Entries from a dataset of interfaces
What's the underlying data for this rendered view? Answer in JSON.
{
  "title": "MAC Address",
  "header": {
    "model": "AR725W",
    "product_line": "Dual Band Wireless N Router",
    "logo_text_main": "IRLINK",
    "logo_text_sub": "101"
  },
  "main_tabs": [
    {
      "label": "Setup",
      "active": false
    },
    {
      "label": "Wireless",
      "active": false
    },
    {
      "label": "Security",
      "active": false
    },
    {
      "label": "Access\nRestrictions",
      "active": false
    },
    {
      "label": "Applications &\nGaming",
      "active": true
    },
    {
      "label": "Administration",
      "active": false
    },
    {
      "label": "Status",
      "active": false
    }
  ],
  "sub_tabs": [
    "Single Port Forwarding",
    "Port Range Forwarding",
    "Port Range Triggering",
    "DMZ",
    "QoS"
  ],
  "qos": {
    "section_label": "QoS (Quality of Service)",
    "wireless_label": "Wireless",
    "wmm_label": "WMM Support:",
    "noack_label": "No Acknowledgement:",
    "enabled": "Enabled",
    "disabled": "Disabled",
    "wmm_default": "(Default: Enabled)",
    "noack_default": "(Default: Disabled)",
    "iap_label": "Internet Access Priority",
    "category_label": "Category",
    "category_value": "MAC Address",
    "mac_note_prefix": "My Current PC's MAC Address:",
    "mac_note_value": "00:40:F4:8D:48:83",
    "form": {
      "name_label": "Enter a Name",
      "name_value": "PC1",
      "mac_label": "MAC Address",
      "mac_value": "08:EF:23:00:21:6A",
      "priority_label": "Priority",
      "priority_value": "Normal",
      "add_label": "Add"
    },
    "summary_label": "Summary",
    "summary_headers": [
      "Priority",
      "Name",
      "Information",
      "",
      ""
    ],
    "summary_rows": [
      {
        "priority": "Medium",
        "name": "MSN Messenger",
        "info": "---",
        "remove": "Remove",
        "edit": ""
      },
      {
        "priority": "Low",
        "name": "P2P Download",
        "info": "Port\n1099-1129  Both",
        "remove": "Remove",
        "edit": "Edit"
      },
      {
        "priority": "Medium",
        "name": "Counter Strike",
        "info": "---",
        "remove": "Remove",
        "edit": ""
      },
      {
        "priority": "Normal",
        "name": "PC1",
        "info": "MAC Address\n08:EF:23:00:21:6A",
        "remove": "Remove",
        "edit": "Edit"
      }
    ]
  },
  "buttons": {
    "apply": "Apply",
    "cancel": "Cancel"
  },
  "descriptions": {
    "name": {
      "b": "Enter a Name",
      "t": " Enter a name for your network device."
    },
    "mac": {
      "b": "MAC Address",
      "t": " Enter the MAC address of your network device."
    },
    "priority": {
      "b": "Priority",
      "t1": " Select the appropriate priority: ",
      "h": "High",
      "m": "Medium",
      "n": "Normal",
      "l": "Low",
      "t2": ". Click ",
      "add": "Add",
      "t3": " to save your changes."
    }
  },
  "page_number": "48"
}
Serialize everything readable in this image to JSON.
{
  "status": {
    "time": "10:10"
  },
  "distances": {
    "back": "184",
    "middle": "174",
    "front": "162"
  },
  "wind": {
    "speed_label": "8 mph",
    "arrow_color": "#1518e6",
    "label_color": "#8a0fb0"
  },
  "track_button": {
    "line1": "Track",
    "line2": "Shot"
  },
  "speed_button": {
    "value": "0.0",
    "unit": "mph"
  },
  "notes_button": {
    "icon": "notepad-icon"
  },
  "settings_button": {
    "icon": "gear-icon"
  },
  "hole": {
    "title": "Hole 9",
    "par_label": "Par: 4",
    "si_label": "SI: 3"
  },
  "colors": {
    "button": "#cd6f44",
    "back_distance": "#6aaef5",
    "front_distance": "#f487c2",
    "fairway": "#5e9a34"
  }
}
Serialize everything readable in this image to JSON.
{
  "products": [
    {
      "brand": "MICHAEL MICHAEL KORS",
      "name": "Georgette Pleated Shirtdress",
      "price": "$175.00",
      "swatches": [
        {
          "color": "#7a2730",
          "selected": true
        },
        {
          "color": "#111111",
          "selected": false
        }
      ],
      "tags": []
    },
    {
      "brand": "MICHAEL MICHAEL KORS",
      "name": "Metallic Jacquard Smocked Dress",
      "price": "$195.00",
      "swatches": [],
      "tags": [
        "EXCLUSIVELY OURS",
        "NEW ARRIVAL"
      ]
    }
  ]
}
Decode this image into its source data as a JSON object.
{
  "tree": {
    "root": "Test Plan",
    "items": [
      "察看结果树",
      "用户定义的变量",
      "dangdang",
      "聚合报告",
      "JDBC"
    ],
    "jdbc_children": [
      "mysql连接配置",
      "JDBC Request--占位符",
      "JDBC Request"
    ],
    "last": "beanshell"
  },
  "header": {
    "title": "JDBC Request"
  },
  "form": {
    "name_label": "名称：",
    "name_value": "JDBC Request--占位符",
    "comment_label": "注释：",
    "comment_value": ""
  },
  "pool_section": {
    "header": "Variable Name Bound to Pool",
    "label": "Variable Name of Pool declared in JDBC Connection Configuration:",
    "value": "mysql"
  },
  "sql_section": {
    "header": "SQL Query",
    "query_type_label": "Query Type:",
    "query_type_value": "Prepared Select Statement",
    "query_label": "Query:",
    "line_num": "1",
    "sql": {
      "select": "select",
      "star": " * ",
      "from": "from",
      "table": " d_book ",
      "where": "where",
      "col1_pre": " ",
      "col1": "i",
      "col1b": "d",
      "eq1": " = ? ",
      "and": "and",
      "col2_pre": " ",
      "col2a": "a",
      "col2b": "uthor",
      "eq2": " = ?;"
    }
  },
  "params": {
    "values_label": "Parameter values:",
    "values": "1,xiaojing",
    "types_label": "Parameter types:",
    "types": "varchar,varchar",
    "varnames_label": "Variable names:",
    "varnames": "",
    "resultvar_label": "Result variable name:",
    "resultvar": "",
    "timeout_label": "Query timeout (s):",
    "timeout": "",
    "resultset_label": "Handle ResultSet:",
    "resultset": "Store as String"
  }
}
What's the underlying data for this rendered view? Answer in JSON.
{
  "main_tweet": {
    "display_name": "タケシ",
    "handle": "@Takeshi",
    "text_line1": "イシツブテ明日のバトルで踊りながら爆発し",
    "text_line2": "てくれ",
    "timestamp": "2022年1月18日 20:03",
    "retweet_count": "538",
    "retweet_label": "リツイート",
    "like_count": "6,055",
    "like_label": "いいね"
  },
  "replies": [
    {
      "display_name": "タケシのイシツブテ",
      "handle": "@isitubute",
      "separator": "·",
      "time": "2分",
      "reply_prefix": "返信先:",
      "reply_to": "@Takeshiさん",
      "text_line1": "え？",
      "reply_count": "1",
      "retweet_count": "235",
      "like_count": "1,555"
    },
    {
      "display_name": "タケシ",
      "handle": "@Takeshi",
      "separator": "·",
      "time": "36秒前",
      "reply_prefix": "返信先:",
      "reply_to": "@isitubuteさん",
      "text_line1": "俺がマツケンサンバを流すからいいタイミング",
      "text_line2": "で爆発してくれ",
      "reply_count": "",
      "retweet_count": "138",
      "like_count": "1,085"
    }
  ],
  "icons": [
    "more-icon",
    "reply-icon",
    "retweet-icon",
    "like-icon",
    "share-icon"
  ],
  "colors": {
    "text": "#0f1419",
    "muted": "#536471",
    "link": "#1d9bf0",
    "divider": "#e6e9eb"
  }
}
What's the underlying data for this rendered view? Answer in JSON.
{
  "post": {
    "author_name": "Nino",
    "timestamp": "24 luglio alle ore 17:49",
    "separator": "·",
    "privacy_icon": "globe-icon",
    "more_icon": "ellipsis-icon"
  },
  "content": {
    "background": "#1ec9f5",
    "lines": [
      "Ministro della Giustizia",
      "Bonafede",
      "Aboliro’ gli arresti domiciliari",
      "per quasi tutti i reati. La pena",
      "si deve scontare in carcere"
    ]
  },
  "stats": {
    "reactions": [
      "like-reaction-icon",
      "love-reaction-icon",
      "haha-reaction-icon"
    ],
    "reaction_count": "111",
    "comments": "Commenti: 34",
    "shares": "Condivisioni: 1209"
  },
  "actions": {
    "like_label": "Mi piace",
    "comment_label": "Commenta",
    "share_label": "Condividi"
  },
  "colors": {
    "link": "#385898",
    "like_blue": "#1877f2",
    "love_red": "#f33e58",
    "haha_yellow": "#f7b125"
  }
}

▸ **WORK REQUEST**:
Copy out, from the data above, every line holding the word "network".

▸ **RESULT**:
      "t": " Enter a name for your network device."
      "t": " Enter the MAC address of your network device."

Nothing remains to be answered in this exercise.